### Data under study ###
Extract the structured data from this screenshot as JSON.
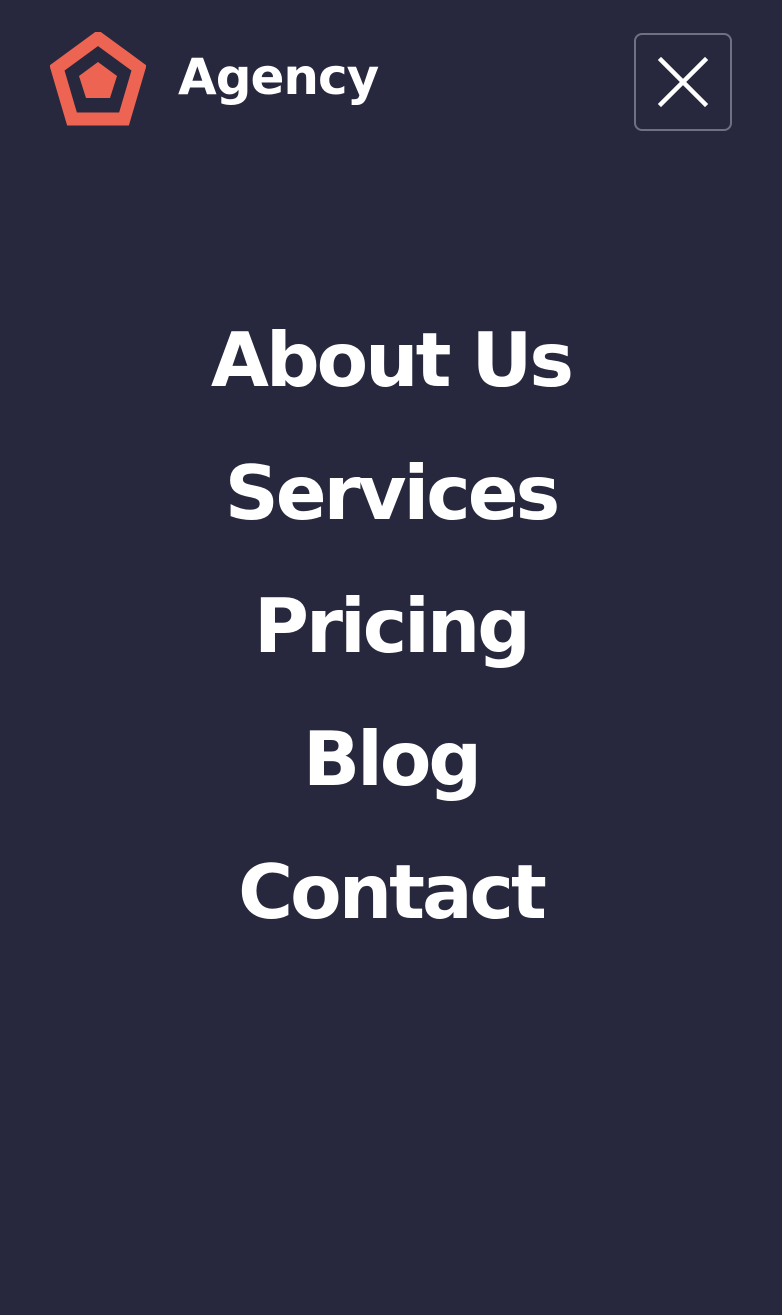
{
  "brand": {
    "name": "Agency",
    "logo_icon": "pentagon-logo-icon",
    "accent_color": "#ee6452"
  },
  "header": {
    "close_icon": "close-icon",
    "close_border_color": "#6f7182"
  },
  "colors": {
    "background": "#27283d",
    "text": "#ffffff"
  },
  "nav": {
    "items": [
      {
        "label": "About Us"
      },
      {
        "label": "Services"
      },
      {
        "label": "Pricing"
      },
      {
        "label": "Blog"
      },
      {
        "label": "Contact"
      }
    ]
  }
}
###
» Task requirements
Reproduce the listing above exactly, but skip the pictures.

» Task output
Extract the structured data from this screenshot as JSON.
{
  "brand": {
    "name": "Agency",
    "logo_icon": "pentagon-logo-icon",
    "accent_color": "#ee6452"
  },
  "header": {
    "close_icon": "close-icon",
    "close_border_color": "#6f7182"
  },
  "colors": {
    "background": "#27283d",
    "text": "#ffffff"
  },
  "nav": {
    "items": [
      {
        "label": "About Us"
      },
      {
        "label": "Services"
      },
      {
        "label": "Pricing"
      },
      {
        "label": "Blog"
      },
      {
        "label": "Contact"
      }
    ]
  }
}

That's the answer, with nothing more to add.